- Why is biodiversity important? (including the types of biodiversity)
- What are beehive fences?
- How can wildlife corridors help?
While the conference is a mock conference, the problem is very real. This is a selection of hands on ecosystem activities. The kids are looking at real data and making a decision on that information.
Students are presented with various videos and informational texts that include things like the economic benefits of biodiversity, keystone species in the savanna, the social and economic obstacles and benefits of two different methods for protecting elephant biodiversity.
The summative assessment for this unit is up to you. I suggest a persuasive essay, PSA, and/or debate (and include rubric ideas). I have provided a two-page claim-evidence-reasoning activity to help students gather their evidence for this assessment.

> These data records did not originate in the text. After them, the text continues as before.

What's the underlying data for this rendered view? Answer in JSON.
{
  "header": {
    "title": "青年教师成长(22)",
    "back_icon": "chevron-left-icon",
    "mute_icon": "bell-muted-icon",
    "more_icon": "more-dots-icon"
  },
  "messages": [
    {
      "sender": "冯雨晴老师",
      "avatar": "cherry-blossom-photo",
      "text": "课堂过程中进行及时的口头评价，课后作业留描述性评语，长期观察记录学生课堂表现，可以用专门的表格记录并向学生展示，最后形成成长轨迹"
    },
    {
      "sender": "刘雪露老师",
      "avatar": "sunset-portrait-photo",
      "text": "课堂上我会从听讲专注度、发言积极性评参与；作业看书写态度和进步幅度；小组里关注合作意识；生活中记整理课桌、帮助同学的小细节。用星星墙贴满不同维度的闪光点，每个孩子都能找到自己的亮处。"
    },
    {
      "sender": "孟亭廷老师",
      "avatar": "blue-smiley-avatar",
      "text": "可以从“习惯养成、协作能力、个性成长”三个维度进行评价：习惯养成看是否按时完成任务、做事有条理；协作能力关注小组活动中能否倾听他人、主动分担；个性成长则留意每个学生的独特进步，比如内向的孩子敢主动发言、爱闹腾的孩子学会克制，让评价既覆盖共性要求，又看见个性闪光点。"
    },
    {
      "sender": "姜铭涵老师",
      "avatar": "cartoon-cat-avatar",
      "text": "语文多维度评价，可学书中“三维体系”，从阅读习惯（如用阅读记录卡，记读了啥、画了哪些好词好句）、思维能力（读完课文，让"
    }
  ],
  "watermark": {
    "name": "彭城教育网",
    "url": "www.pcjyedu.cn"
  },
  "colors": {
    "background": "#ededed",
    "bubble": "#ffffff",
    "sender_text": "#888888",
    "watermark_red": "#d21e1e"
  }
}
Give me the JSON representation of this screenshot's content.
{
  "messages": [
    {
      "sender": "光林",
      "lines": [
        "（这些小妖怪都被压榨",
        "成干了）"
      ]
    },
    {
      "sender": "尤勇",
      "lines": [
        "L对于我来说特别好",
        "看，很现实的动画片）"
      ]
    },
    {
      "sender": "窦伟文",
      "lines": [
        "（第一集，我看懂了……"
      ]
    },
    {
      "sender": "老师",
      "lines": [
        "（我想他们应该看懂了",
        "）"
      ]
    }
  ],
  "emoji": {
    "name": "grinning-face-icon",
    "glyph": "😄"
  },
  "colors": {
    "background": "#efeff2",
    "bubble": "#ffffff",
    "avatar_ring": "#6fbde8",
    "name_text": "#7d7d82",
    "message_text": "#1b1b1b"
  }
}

In this unit, students will:
- Analyze and interpret data to provide evidence for the effects of resource availability on organisms and populations of organisms in an ecosystem.
- Construct an explanation that predicts patterns of interactions among organisms across multiple ecosystems (reinforcement activity)
- Evaluate competing design solutions for maintaining biodiversity and ecosystem
- Cite specific textual evidence to support analysis of science and technical texts.
- Introduce claim(s) about a topic or issue, acknowledge and distinguish the claim(s) from alternate or opposing claims, and organize the reasons and evidence logically.
- Support claim(s) with logical reasoning and relevant, accurate data and evidence that demonstrate an understanding of the topic or text, using credible sources.
- Develop the topic with relevant, well-chosen facts, definitions, concrete details, quotations, or other information and examples.
You can grab this Maintaining Biodiversity Mock Conference here or at TPT. Included in these ecology lessons are keystone species, species interactions, comparing designs for maintaining biodiversity, and all of the teacher notes and ideas you need to use it.
*NGSS Lead States. 2013. Next Generation Science Standards: For States, By States. Washington, DC: The National Academies Press.